I watched one by one as more than two dozen students and parents of victims of the school shooting took the stage at the MarchForOurLives rally in Parkland, Florida, on Saturday, March 24, and gave their speeches. I listened. I cheered. I cried. I felt inspired.
The students are 14, 15, 16 and 17 years olds, and all of them spoke from the heart. They are angry. They are sad. They are motivated. They talked about their dead friends. They talked about their dead coach. They talked about their experiences getting shot and surviving. They talked about meeting with lawmakers. They talked about how they won’t let the 17 victims of their school shooting die in vain. And they talked about how they can’t wait to vote in elections.
Each student or parent who spoke and told his or her story ended the speech with, “This is why I march!” Clearly, it was a touch that said these marchers have purpose. If anyone had doubt about the power of young people to change the world, it wasn’t evident in Parkland on Saturday.
Daniel Tabares, only 14-years-old, took the stage, spoke with a slight lisp, and told the crowd he was shy and a loner. He told us he no longer feels that way because he has passion and a cause. He told us he wants change. He said he wants to feel safe in his school again. He wants to fight to make a difference — and will do so for long as it takes.
Casey Sherman, the 17-year-old lead organizer of the Parkland event, looked right at the bleachers behind the stage at her Marjory Stoneman Douglas peers and said, “Our voices do matter. Enough is enough.”
She then turned to the crowd and said, “This is not a moment. It’s a movement.” In front of me, a sea of toddlers and teens and parents and grandparents stood cheering for Casey. Behind me a crowd of people grew so large I couldn’t see the end.
And off to the side was a well thought out symbol of what will make change happen: a voter registration table.

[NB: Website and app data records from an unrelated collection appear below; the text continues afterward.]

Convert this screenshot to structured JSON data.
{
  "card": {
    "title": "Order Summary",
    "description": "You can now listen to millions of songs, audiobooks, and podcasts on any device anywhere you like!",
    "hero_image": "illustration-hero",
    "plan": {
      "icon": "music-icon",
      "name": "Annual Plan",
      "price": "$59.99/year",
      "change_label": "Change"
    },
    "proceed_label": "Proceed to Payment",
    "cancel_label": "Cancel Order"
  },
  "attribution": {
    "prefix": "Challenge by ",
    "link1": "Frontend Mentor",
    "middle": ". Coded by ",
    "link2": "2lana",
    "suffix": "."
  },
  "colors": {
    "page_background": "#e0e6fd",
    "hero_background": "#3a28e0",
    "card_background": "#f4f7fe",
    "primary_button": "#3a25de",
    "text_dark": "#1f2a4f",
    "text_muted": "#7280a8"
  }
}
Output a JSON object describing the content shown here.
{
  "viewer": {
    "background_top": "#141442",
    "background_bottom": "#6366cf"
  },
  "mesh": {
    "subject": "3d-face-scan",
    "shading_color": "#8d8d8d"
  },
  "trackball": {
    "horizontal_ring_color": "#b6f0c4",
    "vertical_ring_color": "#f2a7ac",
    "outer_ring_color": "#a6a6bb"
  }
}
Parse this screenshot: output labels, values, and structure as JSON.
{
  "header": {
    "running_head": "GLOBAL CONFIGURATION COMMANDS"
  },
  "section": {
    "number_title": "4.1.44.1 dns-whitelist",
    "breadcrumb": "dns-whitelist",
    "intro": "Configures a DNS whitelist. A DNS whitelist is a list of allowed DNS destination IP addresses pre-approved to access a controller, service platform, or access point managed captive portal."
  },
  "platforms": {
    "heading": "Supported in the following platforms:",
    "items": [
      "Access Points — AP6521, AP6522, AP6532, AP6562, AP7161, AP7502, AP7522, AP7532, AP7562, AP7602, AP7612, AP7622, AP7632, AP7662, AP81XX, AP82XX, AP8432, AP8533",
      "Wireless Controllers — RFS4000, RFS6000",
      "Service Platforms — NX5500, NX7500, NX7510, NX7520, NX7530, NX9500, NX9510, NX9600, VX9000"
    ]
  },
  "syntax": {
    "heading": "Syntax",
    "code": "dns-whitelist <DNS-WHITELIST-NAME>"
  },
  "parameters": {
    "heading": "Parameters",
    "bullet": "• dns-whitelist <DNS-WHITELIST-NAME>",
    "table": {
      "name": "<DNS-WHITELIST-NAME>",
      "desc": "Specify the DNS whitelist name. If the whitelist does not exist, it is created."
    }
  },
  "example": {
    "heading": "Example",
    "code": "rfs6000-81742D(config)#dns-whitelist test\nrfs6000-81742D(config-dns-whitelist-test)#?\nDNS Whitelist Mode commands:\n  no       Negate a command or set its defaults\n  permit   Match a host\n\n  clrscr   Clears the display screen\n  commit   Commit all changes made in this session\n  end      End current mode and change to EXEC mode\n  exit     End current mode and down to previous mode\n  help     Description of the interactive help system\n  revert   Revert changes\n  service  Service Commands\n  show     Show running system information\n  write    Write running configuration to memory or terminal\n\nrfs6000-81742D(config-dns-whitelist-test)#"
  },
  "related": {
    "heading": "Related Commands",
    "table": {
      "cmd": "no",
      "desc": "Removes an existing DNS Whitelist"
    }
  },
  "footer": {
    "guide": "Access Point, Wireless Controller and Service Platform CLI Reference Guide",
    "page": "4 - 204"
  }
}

When MSD student Adam Buckwald said, “The finish line of the march today is the starting line for our movement,” I believe him. When he said he and his fellow students in Parkland have started a flame that cannot be extinguished, I believe him. When I saw the students holding the MarchForOurLives banner and leading the march through the streets of Parkland shouting “enough is enough” with the adults following behind them, I know that change is coming.
In D.C., my daughter marched with a group of other future school teachers in hope that they can feel safe in their future classrooms and their students will only need to concern themselves with learning.
As a mother of three teenagers, I feel proud of what I saw in Parkland and what I saw when I watched televised replays of MarchForOurLives led by students around the country. As an mother of teenagers, I feel awed by the next generation. As a mother of teenagers, I want to support these determined young people who are our country’s future voters, lawmakers and political leaders. I will make them the promise they asked me to make. I will get informed and support ONLY those lawmakers who support the laws that make our schools safer than they are now.
Tony Montalto , father of Gina Montalto, one of the 17 Parkland school shooting victims, took the stage, looked around, and told the students before him, the battle for change is a marathon, not a sprint. But because of all of you, we are seeing steps in the right direction, he said. Then, he brought me to tears… he told the huge crowd before him that he had been convinced his talented, happy 14-year-old daughter would do great things and change the world. “In a way, with the help of this movement, I guess she still will,” he said.